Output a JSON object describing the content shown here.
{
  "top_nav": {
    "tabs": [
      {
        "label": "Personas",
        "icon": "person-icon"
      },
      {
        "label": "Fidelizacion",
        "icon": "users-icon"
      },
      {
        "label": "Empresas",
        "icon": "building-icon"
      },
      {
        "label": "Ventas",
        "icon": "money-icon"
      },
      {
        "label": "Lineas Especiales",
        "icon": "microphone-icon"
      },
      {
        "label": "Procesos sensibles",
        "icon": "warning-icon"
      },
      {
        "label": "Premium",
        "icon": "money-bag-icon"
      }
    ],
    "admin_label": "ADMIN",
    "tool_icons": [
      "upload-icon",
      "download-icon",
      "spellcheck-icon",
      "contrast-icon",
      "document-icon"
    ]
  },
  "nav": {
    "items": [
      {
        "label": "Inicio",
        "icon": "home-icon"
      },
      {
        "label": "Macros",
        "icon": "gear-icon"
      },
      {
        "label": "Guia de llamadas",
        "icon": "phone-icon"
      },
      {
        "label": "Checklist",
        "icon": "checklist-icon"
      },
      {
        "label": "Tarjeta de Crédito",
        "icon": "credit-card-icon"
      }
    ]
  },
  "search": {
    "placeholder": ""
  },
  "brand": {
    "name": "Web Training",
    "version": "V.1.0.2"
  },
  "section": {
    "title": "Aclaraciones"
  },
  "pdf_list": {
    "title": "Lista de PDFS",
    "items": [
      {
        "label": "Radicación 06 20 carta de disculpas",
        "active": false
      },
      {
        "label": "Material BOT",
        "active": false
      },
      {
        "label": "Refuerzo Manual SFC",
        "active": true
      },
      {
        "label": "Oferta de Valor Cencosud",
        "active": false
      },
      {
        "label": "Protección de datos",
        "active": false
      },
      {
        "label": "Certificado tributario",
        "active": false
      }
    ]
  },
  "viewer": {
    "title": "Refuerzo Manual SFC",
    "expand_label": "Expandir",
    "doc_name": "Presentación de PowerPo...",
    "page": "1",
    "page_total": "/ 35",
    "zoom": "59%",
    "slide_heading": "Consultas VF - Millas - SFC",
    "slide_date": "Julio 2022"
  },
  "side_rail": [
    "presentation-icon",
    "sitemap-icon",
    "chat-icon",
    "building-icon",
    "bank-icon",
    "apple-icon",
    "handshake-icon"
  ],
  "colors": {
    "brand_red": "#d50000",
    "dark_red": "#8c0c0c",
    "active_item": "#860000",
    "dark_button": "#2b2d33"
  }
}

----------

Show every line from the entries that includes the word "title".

REPLY ▸
    "title": "Aclaraciones"
    "title": "Lista de PDFS",
    "title": "Refuerzo Manual SFC",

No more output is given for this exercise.